Color is all around you at the Antique Automobile Club of America’s fall meet in Hershey, Pennsylvania. It jumps out of the asphalt in bright patches. You find it on a ’50s barge draped in improbable Pantone pastels, a blooming garage sign fired in bright primary enamels, or a ruby wand of sunlight refracted through a cloisonne badge or blue-dot tail light lens.
But the color that best describes the expansive Hershey flea market is a bittersweet shade of autumn— the soft red-brown of oxidizing iron and steel.
In the vintage Hershey years of the early ‘70s, when brass and nickel plated survivors from the 1910s and ’20s with meter-high wooden wheels were not yet uncommon, the color of rust was even more prevalent than it is now. Many fewer reproduction parts were available, and rare oxidized castings, carbon-blasted innards, broken brackets and pin holed sheet metal were spread out in their hundreds on beat up collapsible tables that tilted on the muddy undulating fields, to be picked through by owners of arcane marques, haggled over, wrapped in swaddling and lovingly restored in neat basement workshops.
If you didn’t have to wash red dust off your hands upon returning home, no one would believe you had been to Hershey.
Rust, at best, merely colors the edges of things, or rests lightly on the surface where it asks the new owner, “Do you really want to hurt me?” In the day, most rusty cars underwent restoration; few were kept as “survivors”. In fact, the term “patina”, when used to describe an old car, was generally a criticism.
Whoever buys this 1968 Austin-Healey must decide between restoration and preservation. If it truly is a 5600 mile car as claimed (despite the cords showing through the treads) it might be a candidate for the newest wrinkle in the hobby. New rubber and spinning parts, a restored engine compartment, recovered seats and shined up chrome bits would make a striking contrast to its pampered kindred. Given that there has to be a good story attached to that number plate sandwich, “Derelict” might be the class for this baby. One of my old pals used to tell wild tales about weekend passes from The U. S. Naval base at Subic Bay, The Philippines.

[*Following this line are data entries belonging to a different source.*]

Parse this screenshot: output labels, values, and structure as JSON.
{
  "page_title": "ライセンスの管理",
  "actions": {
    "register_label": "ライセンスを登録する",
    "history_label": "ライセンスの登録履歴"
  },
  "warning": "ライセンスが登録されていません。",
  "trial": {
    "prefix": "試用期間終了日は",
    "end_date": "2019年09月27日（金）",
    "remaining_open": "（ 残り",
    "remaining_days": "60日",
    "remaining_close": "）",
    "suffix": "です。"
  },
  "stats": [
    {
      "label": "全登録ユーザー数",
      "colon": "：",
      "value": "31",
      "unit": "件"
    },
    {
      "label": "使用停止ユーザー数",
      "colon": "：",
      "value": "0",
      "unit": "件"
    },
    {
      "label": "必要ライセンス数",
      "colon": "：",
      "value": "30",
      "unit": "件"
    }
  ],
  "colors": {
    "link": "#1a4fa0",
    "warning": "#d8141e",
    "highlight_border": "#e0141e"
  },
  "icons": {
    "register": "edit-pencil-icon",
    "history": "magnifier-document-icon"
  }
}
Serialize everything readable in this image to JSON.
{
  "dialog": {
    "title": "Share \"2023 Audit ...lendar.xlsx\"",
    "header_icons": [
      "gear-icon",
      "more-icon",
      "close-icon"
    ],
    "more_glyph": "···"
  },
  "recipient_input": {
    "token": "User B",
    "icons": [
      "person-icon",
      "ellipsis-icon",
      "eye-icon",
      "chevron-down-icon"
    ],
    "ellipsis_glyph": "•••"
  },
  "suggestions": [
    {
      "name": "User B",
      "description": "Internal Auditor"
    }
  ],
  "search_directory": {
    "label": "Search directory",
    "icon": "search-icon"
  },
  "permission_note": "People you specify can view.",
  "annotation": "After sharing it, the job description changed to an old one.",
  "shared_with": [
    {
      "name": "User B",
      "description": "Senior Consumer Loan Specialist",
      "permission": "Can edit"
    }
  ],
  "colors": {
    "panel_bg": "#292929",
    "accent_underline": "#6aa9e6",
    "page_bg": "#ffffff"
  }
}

And, is that a British plate, minus its chamfered numbers peeking out from under? Sit me down and tell me a tale!
There’s rust, then there’s a rusty look. A rarity in the States, this beautiful ’36 Ford Ute has the traditional brushed on coat of red oxide primer that has been used as a place sitter for final finishing from time immemorial. Seems reasonably priced to me at $12,500 OBO, despite its Ozian driver placement; you can always stick an EZ Pass on the windshield or use a cue stick with gum on its tip to pay tolls. It might not even be that difficult to move the wheel over to the left, given the plethora of Ford parts on the market.
Here’s a rusty mill you would probably want to refinish: a “str-eight” from a ’41 Buick with rare, factory twin-carb setup. By Thursday morning, it was already sold to the happy Hershey patron shown gesticulating about his good fortune in this photo. I don’t know enough to tell whether it’s the smaller 248 cid or big 320 cid eight cylinder, but one thing for sure: it’s got overhead valves. Buick never made a flathead engine, ever. A local garage might even enjoy taking on the project, until they opened up the bottom end and found the cast-in-place babbitt bearings. Horrors!
If you want truly enigmatic engineering that your local mechanic would shake his head at, try the first generation Dubonnet Independent Front Suspension on this ’34 Chevy. Designed by the man who could drink aperitifs for free (and probably did while drawing it up), it was massive and heavy, and the huge lubricant cylinders were likely to leak around the spindles. Chevy recommended checking the oil level every 1000 miles, but few owners bothered, so empty oil cylinders resulted in cars that jumped like gamboling porpoises. This action was exacerbated by the geometry of the design, which prevented inclusion of any kind of anti-dive technology. Though blessed with sprung steering gear and capable of maintaining the maximum contact patch, the system was ill advised for high production cars owned by regular folk. By 1939, Chevy went to conventional A-arm IFS.
How about this little bundle of joy? A two-stroke, three cylinder SAAB engine is just the thing to decorate the corner of your living room, or smoke your honey bees into a calmed state. There’s something winning in its compact size and shape, a mighty mite, Super Mario with the cuteness of a Japanese plush toy.
More red oxide… this time on a trailer. But, also on the trailer, this nifty Nash Statesman, a vehicle that could have preceded the Ford Taurus by 35 years in inspiring Lee Iaccoca’s derisive monicker, “potato car”, but acquired a more fitting nickname, as its shape brought to mind the typical plumbing of its day. When the new Airflyte body was introduced in 1949, the first car could not have been half way along the assembly line before workers started giggling the word, “bathtub”.
This one, in porcelain white, has to be the platonic ideal of the term. It even predicts the “walk-in” tubs with car doors that are being marketed to older folks nowadays. Just flip it over, fill it with water, a capful of Mr. Bubbles and bring your rubber ducky.
It would be just the thing to wash away all that dust—and rust—at the end of a great day in the Hershey flea market.